> [Task requirements]: Copy, from the data below, every line that has "email" in it.

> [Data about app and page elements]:
+ + + +
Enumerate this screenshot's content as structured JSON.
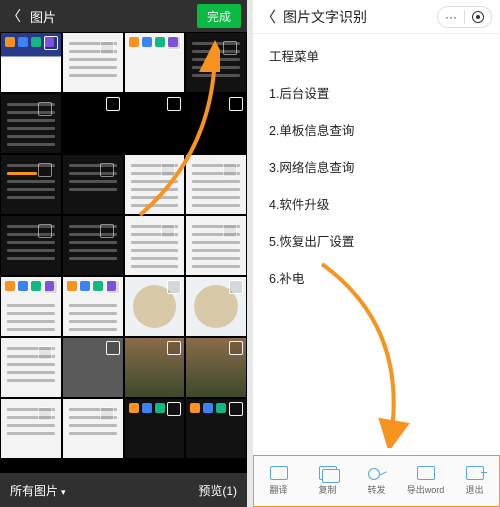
{
  "left": {
    "header": {
      "title": "图片",
      "done": "完成"
    },
    "footer": {
      "all": "所有图片",
      "preview": "预览(1)"
    }
  },
  "right": {
    "header": {
      "title": "图片文字识别"
    },
    "lines": [
      "工程菜单",
      "1.后台设置",
      "2.单板信息查询",
      "3.网络信息查询",
      "4.软件升级",
      "5.恢复出厂设置",
      "6.补电"
    ],
    "toolbar": {
      "translate": "翻译",
      "copy": "复制",
      "forward": "转发",
      "word": "导出word",
      "exit": "退出"
    }
  }
}
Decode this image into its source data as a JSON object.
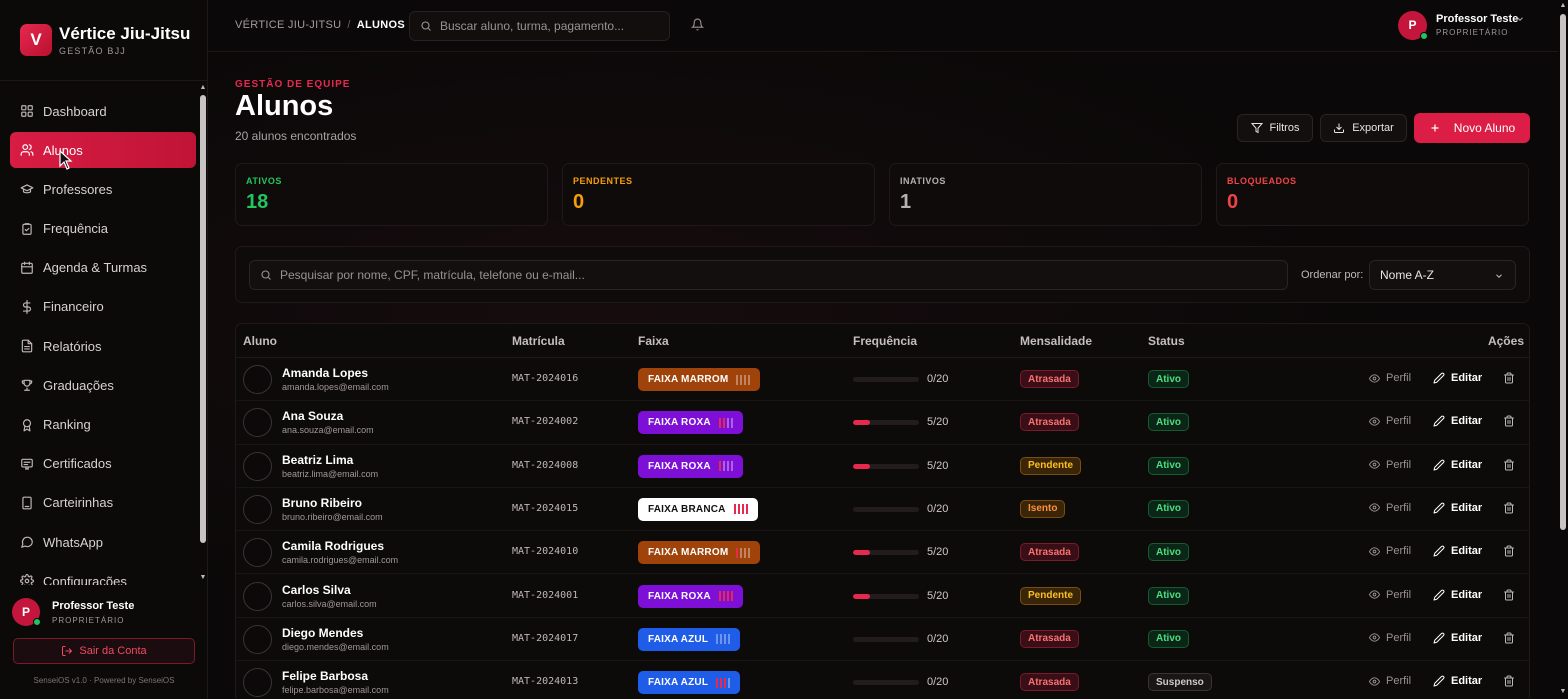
{
  "brand": {
    "logo_letter": "V",
    "title": "Vértice Jiu-Jitsu",
    "subtitle": "GESTÃO BJJ"
  },
  "sidebar": {
    "items": [
      {
        "label": "Dashboard",
        "icon": "grid-icon",
        "active": false
      },
      {
        "label": "Alunos",
        "icon": "users-icon",
        "active": true
      },
      {
        "label": "Professores",
        "icon": "graduation-cap-icon",
        "active": false
      },
      {
        "label": "Frequência",
        "icon": "clipboard-check-icon",
        "active": false
      },
      {
        "label": "Agenda & Turmas",
        "icon": "calendar-icon",
        "active": false
      },
      {
        "label": "Financeiro",
        "icon": "dollar-icon",
        "active": false
      },
      {
        "label": "Relatórios",
        "icon": "file-text-icon",
        "active": false
      },
      {
        "label": "Graduações",
        "icon": "trophy-icon",
        "active": false
      },
      {
        "label": "Ranking",
        "icon": "award-icon",
        "active": false
      },
      {
        "label": "Certificados",
        "icon": "certificate-icon",
        "active": false
      },
      {
        "label": "Carteirinhas",
        "icon": "id-card-icon",
        "active": false
      },
      {
        "label": "WhatsApp",
        "icon": "chat-icon",
        "active": false
      },
      {
        "label": "Configurações",
        "icon": "gear-icon",
        "active": false
      }
    ],
    "user": {
      "initial": "P",
      "name": "Professor Teste",
      "role": "PROPRIETÁRIO"
    },
    "logout_label": "Sair da Conta",
    "footer": "SenseiOS v1.0 · Powered by SenseiOS"
  },
  "topbar": {
    "breadcrumb": {
      "root": "VÉRTICE JIU-JITSU",
      "separator": "/",
      "current": "ALUNOS"
    },
    "search_placeholder": "Buscar aluno, turma, pagamento...",
    "user": {
      "initial": "P",
      "name": "Professor Teste",
      "role": "PROPRIETÁRIO"
    }
  },
  "page": {
    "eyebrow": "GESTÃO DE EQUIPE",
    "title": "Alunos",
    "subtitle": "20 alunos encontrados",
    "buttons": {
      "filters": "Filtros",
      "export": "Exportar",
      "new": "Novo Aluno"
    }
  },
  "stats": [
    {
      "label": "ATIVOS",
      "value": "18",
      "color": "#22c55e"
    },
    {
      "label": "PENDENTES",
      "value": "0",
      "color": "#f59e0b"
    },
    {
      "label": "INATIVOS",
      "value": "1",
      "color": "#b8b0b0"
    },
    {
      "label": "BLOQUEADOS",
      "value": "0",
      "color": "#ef4444"
    }
  ],
  "filters": {
    "search_placeholder": "Pesquisar por nome, CPF, matrícula, telefone ou e-mail...",
    "sort_label": "Ordenar por:",
    "sort_value": "Nome A-Z"
  },
  "table": {
    "columns": [
      "Aluno",
      "Matrícula",
      "Faixa",
      "Frequência",
      "Mensalidade",
      "Status",
      "Ações"
    ],
    "action_labels": {
      "profile": "Perfil",
      "edit": "Editar"
    },
    "rows": [
      {
        "name": "Amanda Lopes",
        "email": "amanda.lopes@email.com",
        "matricula": "MAT-2024016",
        "belt": "FAIXA MARROM",
        "belt_color": "#a0430a",
        "stripes_on": 0,
        "freq": "0/20",
        "freq_pct": 0,
        "fee": "Atrasada",
        "status": "Ativo"
      },
      {
        "name": "Ana Souza",
        "email": "ana.souza@email.com",
        "matricula": "MAT-2024002",
        "belt": "FAIXA ROXA",
        "belt_color": "#7e0fd6",
        "stripes_on": 2,
        "freq": "5/20",
        "freq_pct": 25,
        "fee": "Atrasada",
        "status": "Ativo"
      },
      {
        "name": "Beatriz Lima",
        "email": "beatriz.lima@email.com",
        "matricula": "MAT-2024008",
        "belt": "FAIXA ROXA",
        "belt_color": "#7e0fd6",
        "stripes_on": 1,
        "freq": "5/20",
        "freq_pct": 25,
        "fee": "Pendente",
        "status": "Ativo"
      },
      {
        "name": "Bruno Ribeiro",
        "email": "bruno.ribeiro@email.com",
        "matricula": "MAT-2024015",
        "belt": "FAIXA BRANCA",
        "belt_color": "#ffffff",
        "stripes_on": 4,
        "freq": "0/20",
        "freq_pct": 0,
        "fee": "Isento",
        "status": "Ativo"
      },
      {
        "name": "Camila Rodrigues",
        "email": "camila.rodrigues@email.com",
        "matricula": "MAT-2024010",
        "belt": "FAIXA MARROM",
        "belt_color": "#a0430a",
        "stripes_on": 1,
        "freq": "5/20",
        "freq_pct": 25,
        "fee": "Atrasada",
        "status": "Ativo"
      },
      {
        "name": "Carlos Silva",
        "email": "carlos.silva@email.com",
        "matricula": "MAT-2024001",
        "belt": "FAIXA ROXA",
        "belt_color": "#7e0fd6",
        "stripes_on": 4,
        "freq": "5/20",
        "freq_pct": 25,
        "fee": "Pendente",
        "status": "Ativo"
      },
      {
        "name": "Diego Mendes",
        "email": "diego.mendes@email.com",
        "matricula": "MAT-2024017",
        "belt": "FAIXA AZUL",
        "belt_color": "#1f5ce8",
        "stripes_on": 0,
        "freq": "0/20",
        "freq_pct": 0,
        "fee": "Atrasada",
        "status": "Ativo"
      },
      {
        "name": "Felipe Barbosa",
        "email": "felipe.barbosa@email.com",
        "matricula": "MAT-2024013",
        "belt": "FAIXA AZUL",
        "belt_color": "#1f5ce8",
        "stripes_on": 3,
        "freq": "0/20",
        "freq_pct": 0,
        "fee": "Atrasada",
        "status": "Suspenso"
      }
    ]
  }
}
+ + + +
> [Written response]:
        "email": "amanda.lopes@email.com",
        "email": "ana.souza@email.com",
        "email": "beatriz.lima@email.com",
        "email": "bruno.ribeiro@email.com",
        "email": "camila.rodrigues@email.com",
        "email": "carlos.silva@email.com",
        "email": "diego.mendes@email.com",
        "email": "felipe.barbosa@email.com",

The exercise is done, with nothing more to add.